### [Your instructions]
Every record should be written out again in full, with no character altered.

### [Provided material]
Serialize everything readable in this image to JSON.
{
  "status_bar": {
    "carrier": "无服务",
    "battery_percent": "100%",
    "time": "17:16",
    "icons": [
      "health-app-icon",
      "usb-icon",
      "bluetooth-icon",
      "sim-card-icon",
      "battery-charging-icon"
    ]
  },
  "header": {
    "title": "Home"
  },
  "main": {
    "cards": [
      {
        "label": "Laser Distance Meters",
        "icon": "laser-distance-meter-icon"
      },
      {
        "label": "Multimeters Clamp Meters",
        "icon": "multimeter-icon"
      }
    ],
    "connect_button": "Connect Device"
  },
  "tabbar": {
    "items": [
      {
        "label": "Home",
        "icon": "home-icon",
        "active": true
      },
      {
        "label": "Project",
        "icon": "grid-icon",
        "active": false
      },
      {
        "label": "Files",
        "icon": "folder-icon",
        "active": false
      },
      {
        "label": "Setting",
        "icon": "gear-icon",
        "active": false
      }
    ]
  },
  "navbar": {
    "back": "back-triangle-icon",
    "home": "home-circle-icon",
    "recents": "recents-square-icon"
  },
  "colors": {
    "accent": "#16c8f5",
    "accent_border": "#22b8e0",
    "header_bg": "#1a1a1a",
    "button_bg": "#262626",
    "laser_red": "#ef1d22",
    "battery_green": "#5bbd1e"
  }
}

### [Solution for this problem]
Serialize everything readable in this image to JSON.
{
  "status_bar": {
    "carrier": "无服务",
    "battery_percent": "100%",
    "time": "17:16",
    "icons": [
      "health-app-icon",
      "usb-icon",
      "bluetooth-icon",
      "sim-card-icon",
      "battery-charging-icon"
    ]
  },
  "header": {
    "title": "Home"
  },
  "main": {
    "cards": [
      {
        "label": "Laser Distance Meters",
        "icon": "laser-distance-meter-icon"
      },
      {
        "label": "Multimeters Clamp Meters",
        "icon": "multimeter-icon"
      }
    ],
    "connect_button": "Connect Device"
  },
  "tabbar": {
    "items": [
      {
        "label": "Home",
        "icon": "home-icon",
        "active": true
      },
      {
        "label": "Project",
        "icon": "grid-icon",
        "active": false
      },
      {
        "label": "Files",
        "icon": "folder-icon",
        "active": false
      },
      {
        "label": "Setting",
        "icon": "gear-icon",
        "active": false
      }
    ]
  },
  "navbar": {
    "back": "back-triangle-icon",
    "home": "home-circle-icon",
    "recents": "recents-square-icon"
  },
  "colors": {
    "accent": "#16c8f5",
    "accent_border": "#22b8e0",
    "header_bg": "#1a1a1a",
    "button_bg": "#262626",
    "laser_red": "#ef1d22",
    "battery_green": "#5bbd1e"
  }
}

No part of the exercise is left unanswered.